Arras authors book on cultural impact of Seinfeld sitcom
Paul Arras ’04 BA
(Hist)/’11 MA (Hist)/’16 PhD (Hist) has written Seinfeld: A Cultural History. The book was recently published by
Rowman & Littlefield, as part of its Cultural History of Television series.
Arras’s book explores
the history of the still-popular late-1990s sitcom Seinfeld — how the show’s ideas are woven into popular thought and
behavior, and how it challenged previous conventions of television comedy. The
book studies Seinfeld’s creators, its
supporters (and skeptics) at NBC, and its cast; and it pays close attention to
the writing of the show, offering a fresh look at the show’s episodes and broader
cultural impact. Arras explains what the show reveals about the decade in which
it was made, and its legacy for present-day viewers.
communication studies at SUNY Cortland.

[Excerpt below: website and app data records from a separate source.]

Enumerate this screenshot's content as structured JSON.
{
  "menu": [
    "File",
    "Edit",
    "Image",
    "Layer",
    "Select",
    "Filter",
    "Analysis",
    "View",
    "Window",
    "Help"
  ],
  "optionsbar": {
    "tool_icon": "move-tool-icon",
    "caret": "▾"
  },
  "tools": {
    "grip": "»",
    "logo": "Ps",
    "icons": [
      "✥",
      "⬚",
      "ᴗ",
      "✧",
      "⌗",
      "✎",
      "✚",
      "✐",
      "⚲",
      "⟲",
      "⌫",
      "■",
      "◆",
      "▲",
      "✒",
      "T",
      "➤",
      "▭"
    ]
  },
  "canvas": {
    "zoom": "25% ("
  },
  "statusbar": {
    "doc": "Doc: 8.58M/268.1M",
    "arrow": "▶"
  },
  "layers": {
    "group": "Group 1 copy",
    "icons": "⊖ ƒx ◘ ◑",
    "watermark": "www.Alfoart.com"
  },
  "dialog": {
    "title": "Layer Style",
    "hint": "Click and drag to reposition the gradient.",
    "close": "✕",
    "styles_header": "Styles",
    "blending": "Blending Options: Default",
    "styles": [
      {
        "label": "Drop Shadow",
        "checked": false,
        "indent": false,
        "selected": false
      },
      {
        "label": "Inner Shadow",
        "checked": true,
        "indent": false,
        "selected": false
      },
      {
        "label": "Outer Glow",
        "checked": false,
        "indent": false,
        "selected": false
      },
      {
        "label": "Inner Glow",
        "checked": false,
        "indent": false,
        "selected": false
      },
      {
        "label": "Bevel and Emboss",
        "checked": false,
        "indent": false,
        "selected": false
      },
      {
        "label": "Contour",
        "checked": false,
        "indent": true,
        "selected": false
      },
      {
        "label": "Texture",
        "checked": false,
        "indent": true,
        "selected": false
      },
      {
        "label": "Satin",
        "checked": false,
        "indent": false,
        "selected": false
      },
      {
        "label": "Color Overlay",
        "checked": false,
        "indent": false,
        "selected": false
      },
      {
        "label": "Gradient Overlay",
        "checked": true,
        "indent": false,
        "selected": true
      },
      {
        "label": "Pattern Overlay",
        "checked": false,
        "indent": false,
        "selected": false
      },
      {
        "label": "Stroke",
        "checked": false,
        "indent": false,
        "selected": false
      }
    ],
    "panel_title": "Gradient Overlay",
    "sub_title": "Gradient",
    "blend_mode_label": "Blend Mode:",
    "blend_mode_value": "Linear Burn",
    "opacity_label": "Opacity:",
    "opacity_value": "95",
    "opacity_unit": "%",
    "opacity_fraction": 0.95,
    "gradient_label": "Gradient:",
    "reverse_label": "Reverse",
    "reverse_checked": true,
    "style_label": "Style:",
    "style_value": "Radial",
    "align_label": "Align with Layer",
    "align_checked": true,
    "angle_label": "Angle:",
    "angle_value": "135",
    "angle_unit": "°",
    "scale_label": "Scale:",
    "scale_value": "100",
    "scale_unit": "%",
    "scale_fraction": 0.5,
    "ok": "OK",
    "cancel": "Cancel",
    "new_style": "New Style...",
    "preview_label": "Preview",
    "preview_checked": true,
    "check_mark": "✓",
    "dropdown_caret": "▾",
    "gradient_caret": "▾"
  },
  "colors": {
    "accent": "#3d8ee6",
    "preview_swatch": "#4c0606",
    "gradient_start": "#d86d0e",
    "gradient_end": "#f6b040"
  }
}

His first book – growing from his
graduate studies at Maxwell – was The
Lonely Nineties: Visions of Community in Contemporary U.S. Television (Palgrave
Macmillan), which contained a chapter on Seinfeld,
among other TV shows. In addition to his Maxwell degree, Arras holds a
bachelor’s degree from Syracuse University’s Newhouse School of Public
For more on the book, see this syracuse.com
article and this publisher’s page.